This morning I took a break from clearing my yard of the tree limbs and debris to google the name of the storm that caused the damage, along with the adjective “biblical”. The number of links that appeared—nearly seven million—rivaled the magnitude of the event. No doubt, many have nothing to do with the event that, like a cosmic 2x4, has just slammed Houston across its collective forehead. Yet others have everything to do with the event, though in unintentionally hilarious ways. A Fox News reporter, glomming onto a phony story gone viral about sharks swimming along submerged streets, blurted that “some really weird biblical things” were transpiring in Houston.
Sharknado meets scripture.
For most of the links, of course, “the biblical thing” has to do with the Flood narrative in Genesis. Local and national newspapers and news stations inevitably cast the rains and floods in scriptural terms, as did representatives of Houston’s religious communities, Jewish as well as Christian. “The level of rain that we’re seeing here is Biblical,” declared David Krohn, the cantor at Temple Brith Shalom. “It’s diluvian rain all day and all night.” Like Krohn, and countless others, the same adjectives—and the associations they conjure of Noah—have spilled into my own conversations and thoughts. How could they not? Even for those, like myself, who first think of Steve Carrell or Russell Crowe when they hear Noah’s name, the Flood story inevitably frames our efforts to make sense of catastrophes.
How useful, though, is the biblical frame? Is it made of nothing more than empty clichés? Or, instead, does the frame, at least from certain angles, capture the nature of what has just happened in this part of the world?
Since Friday, it has certainly felt like “all the springs of the great deep burst forth, and the floodgates of the heavens were opened.” While the rain did not fall on this particular patch of earth forty days and forty nights, it certainly felt like it. Nearly everyone I have spoken to feels, like me, the hemorrhaging of our sense of time. With days nearly as dark as the nights, with torrents of water cascading without stop from the sky, with the capsizing and collapse of our daily schedules, we were no longer sure what time or day it was. And though it will not take 150 days for the flood waters to recede, many Houstonians will not be able to return to their homes for several weeks. (My family and I were insanely lucky; the waters from the neighborhood bayou crept within two blocks of our house, but no further.)
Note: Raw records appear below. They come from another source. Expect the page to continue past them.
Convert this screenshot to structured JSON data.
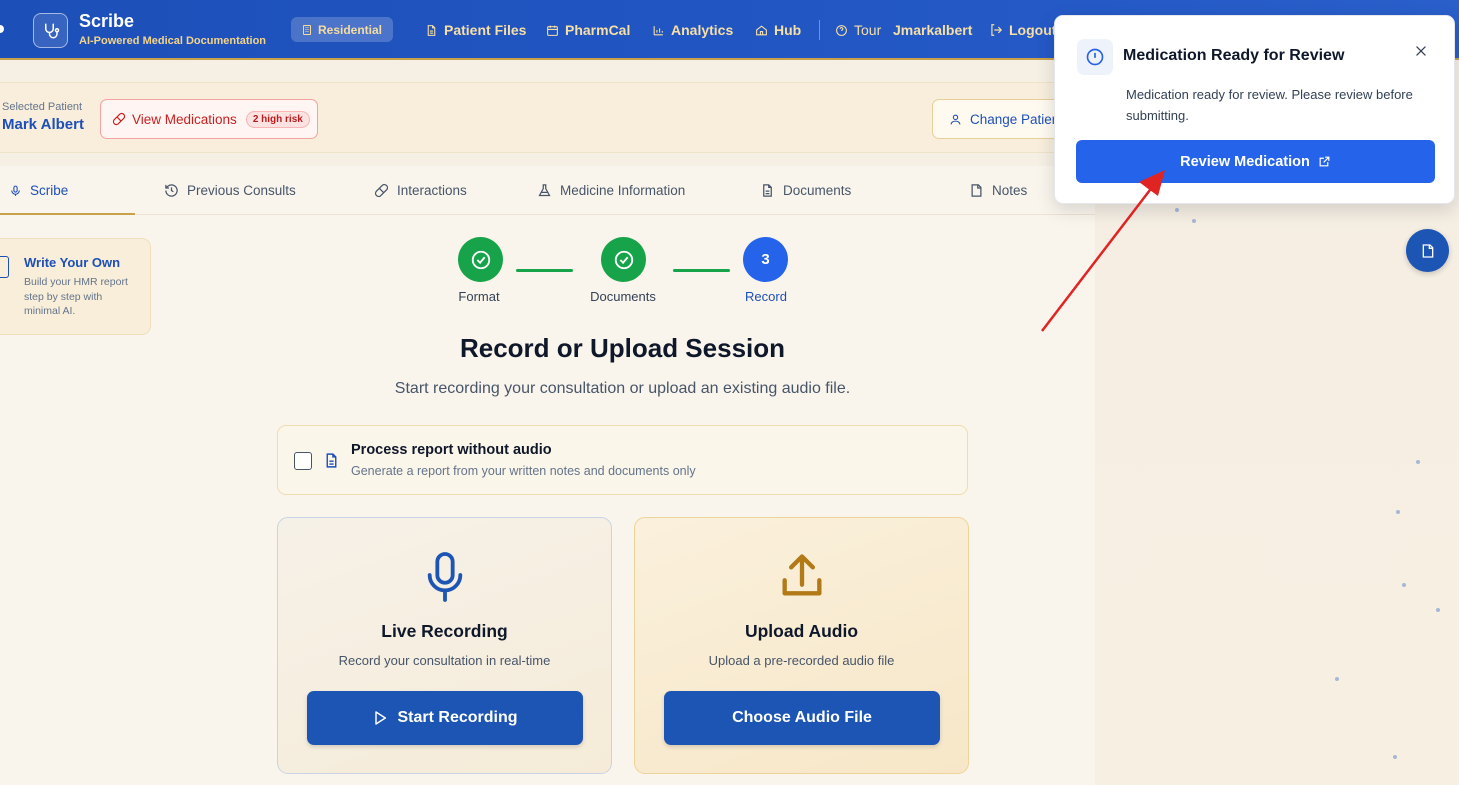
{
  "header": {
    "brand_name": "Scribe",
    "brand_sub": "AI-Powered Medical Documentation",
    "residential_label": "Residential",
    "nav": {
      "patient_files": "Patient Files",
      "pharmcal": "PharmCal",
      "analytics": "Analytics",
      "hub": "Hub",
      "tour": "Tour",
      "user": "Jmarkalbert",
      "logout": "Logout"
    }
  },
  "patient": {
    "label": "Selected Patient",
    "name": "Mark Albert",
    "view_meds_label": "View Medications",
    "risk_badge": "2 high risk",
    "change_patient_label": "Change Patient"
  },
  "tabs": {
    "scribe": "Scribe",
    "previous_consults": "Previous Consults",
    "interactions": "Interactions",
    "medicine_information": "Medicine Information",
    "documents": "Documents",
    "notes": "Notes"
  },
  "side_card": {
    "title": "Write Your Own",
    "description": "Build your HMR report step by step with minimal AI."
  },
  "stepper": {
    "steps": [
      {
        "label": "Format",
        "status": "done"
      },
      {
        "label": "Documents",
        "status": "done"
      },
      {
        "label": "Record",
        "status": "current",
        "number": "3"
      }
    ]
  },
  "main": {
    "title": "Record or Upload Session",
    "subtitle": "Start recording your consultation or upload an existing audio file.",
    "no_audio_title": "Process report without audio",
    "no_audio_desc": "Generate a report from your written notes and documents only",
    "no_audio_checked": false,
    "live": {
      "title": "Live Recording",
      "desc": "Record your consultation in real-time",
      "button": "Start Recording",
      "icon": "microphone-icon"
    },
    "upload": {
      "title": "Upload Audio",
      "desc": "Upload a pre-recorded audio file",
      "button": "Choose Audio File",
      "icon": "upload-icon"
    }
  },
  "notification": {
    "title": "Medication Ready for Review",
    "message": "Medication ready for review. Please review before submitting.",
    "button": "Review Medication"
  },
  "colors": {
    "primary": "#1d55b5",
    "accent_gold": "#c9a14a",
    "success": "#16a34a",
    "danger": "#c81e1e",
    "annotation_arrow": "#e02424"
  }
}
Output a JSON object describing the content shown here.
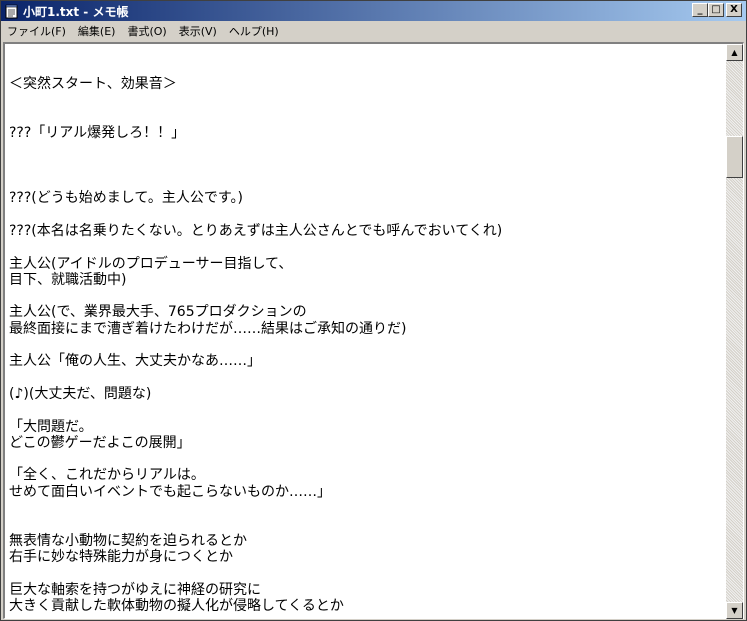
{
  "window": {
    "title": "小町1.txt - メモ帳",
    "buttons": {
      "minimize": "_",
      "maximize": "□",
      "close": "X"
    }
  },
  "menu": [
    "ファイル(F)",
    "編集(E)",
    "書式(O)",
    "表示(V)",
    "ヘルプ(H)"
  ],
  "content": {
    "lines": [
      "",
      "＜突然スタート、効果音＞",
      "",
      "",
      "???「リアル爆発しろ！！」",
      "",
      "",
      "",
      "???(どうも始めまして。主人公です。)",
      "",
      "???(本名は名乗りたくない。とりあえずは主人公さんとでも呼んでおいてくれ)",
      "",
      "主人公(アイドルのプロデューサー目指して、",
      "目下、就職活動中)",
      "",
      "主人公(で、業界最大手、765プロダクションの",
      "最終面接にまで漕ぎ着けたわけだが……結果はご承知の通りだ)",
      "",
      "主人公「俺の人生、大丈夫かなあ……」",
      "",
      "(♪)(大丈夫だ、問題な)",
      "",
      "「大問題だ。",
      "どこの鬱ゲーだよこの展開」",
      "",
      "「全く、これだからリアルは。",
      "せめて面白いイベントでも起こらないものか……」",
      "",
      "",
      "無表情な小動物に契約を迫られるとか",
      "右手に妙な特殊能力が身につくとか",
      "",
      "巨大な軸索を持つがゆえに神経の研究に",
      "大きく貢献した軟体動物の擬人化が侵略してくるとか"
    ]
  },
  "scrollbar": {
    "up_arrow": "▲",
    "down_arrow": "▼",
    "position": 0.15
  }
}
But the physical nature of the cataclysm—the “blotting out” of our world—is just one possible frame. There is also a moral frame. Noah’s task, we are told, was to gather seven pairs of every animal to load onto the ark. When my wife and I began to see, on Saturday, why this storm was not like other storms, Noah’s task seemed like child’s play. Saving two of everything is easy compared to saving one of everything. One’s spouse, one’s child, of course. But also the “ones”—the irreplaceable objects—that furnish our lives. What do we take with us, we wondered. And what must we leave behind? Ultimately, we were lucky enough not to confront this triage of memories. Tens, if not hundreds of thousands however, have not been as lucky. The seven and more pairs of things emergency services are supplying—from cots to clothing—are vital. But they can never replace the “ones” now sunken below the brown waters of our unbound bayous.
But Noah’s experience and our own do share one critical resemblance. In a brilliant exegesis, Avivah Gottlieb Zornberg reveals the essence of Noah’s experience once he enters the ark. Speechless when he was building and loading the ark according to God’s blueprint, Noah is transformed by his time at sea. The ark, writes Zornberg, is nothing more or less than “a laboratory of kindness, of attentiveness to the needs and the enjoyment of others.” Once again settling on dry ground, Noah not only sees a new world, but has become a new man.
Unlike Noah, Houstonians will not see “a new world” when the waters recede. And few of us will have become new men or women. Instead, Houstonians will see their with old eyes their old world, savaged by Harvey. But they will have also seen, alongside the horrors brought by Harvey, countless acts of kindness and attentiveness from others. They are different kinds of “ones” from those they lost, of course, but perhaps no less essential as they begin to rebuild their world.
Robert Zaretsky is a professor of history at the University of Houston and the author, most recently, of “Boswell’s Enlightenment.”